Well, here we are. It’s February. This is my least favorite month of the whole year. It is the shortest, but, to me at least, it seems like the longest. There just isn’t much to do. This year recovering from Covid, I am even more restricted in my outdoor activities. This is, I think, the worst cabin fever I have ever had. I have been thinking a bit about getting into metal detecting, but who wants to dig in the frozen February ground? Not me. Magnet fishing, which is great fun, is also out, unless you want to freeze your hands.
So, I thought it might be a good week for a “creature feature.” Let’s take a little look at foxes.
Foxes, along with coyotes, make up Pennsylvania’s wild dogs. Perhaps a bit of clarification is in order here. The reference to wild dogs does not mean feral domesticated species which have become wild. Foxes are genuine wild dogs.
The red fox is one of our better known wild animals. It is easy to distinguish from the gray fox or the coyote by its white tail tip. Portrayed in cartoons, movies and stories as extremely clever and cunning, they have proven themselves to be among nature’s most cautious and adaptable creatures. They have learned to live quite well around humans, and to reap some of the fruits of our labor. They are not above a midnight raid on the henhouse. More often, however, these omnivores feed in the wild. They eat a wide variety of fruits, nuts, etc., and they prey on eggs, birds, small mammals and insects. Like other dogs, they sometimes bury some of their food for later use. In fact, there is little that they won’t eat. Much of their activity is nocturnal. Foxes have oval eye pupils like cats, and therefore they possess superior night vision.
Red foxes normally mate in February or early March. In early spring, a litter of six or seven young, known as kits, are born. They weigh between three and four ounces, and are blind and helpless at birth.
Except for a period after the young are born, red foxes have little use for a den. The female stays with the kits in the den while the male serves as the food provider. Except for this, no matter how brutal the weather may be, the foxes will curl up somewhere outside, using their tails as blankets. It is uncertain whether or not red foxes are native to North America, although they probably are. Large numbers of them were brought here from Europe during the 1700’s, as they were more sporting than gray foxes to hunt with hounds.
Aside from the difference in coloration and the dark tail tip, the gray fox is very similar in appearance to the red. Their litters are frequently a little smaller, but their early behavior around the den is a lot like that of their red cousins. In addition, they feed on basically the same things, and their habits are in large measure nocturnal.
In many ways, the habits and lifestyles of the two foxes differ drastically. The gray fox is much more den-oriented than the red, using a den all winter for shelter and protection. Perhaps the most amazing of the gray’s characteristics is its ability to climb trees. In fact, it is the only North American member of the dog family with true tree climbing ability. It makes “dog noises,” such as barks, yelps and growls, but not as often as the red fox. Its bark can sound like that of a much larger animal, and may be used at times for defensive purposes. In many areas, the gray fox is not as much at odds with farmers as his red kinsman.
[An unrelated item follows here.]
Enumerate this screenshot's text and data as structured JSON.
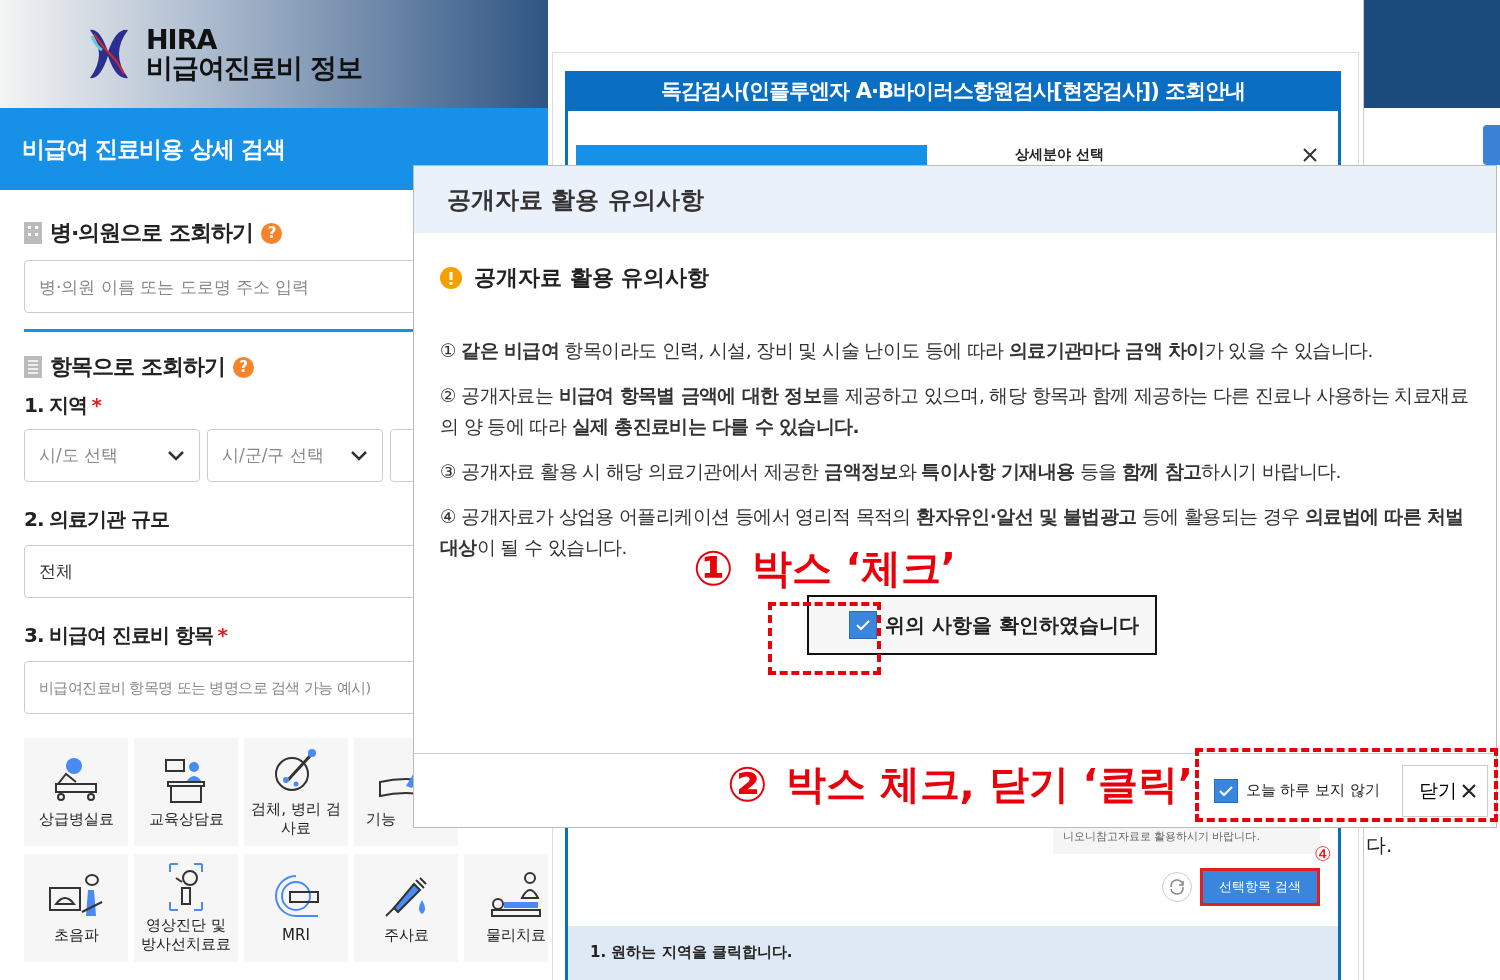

Foxes are notorious carriers of rabies, and should never be petted or handled. Animals which seem friendly or unafraid of people are particularly suspect.
Tune up the old fishing gear. While we still have awhile to wait, fishing is coming eventually.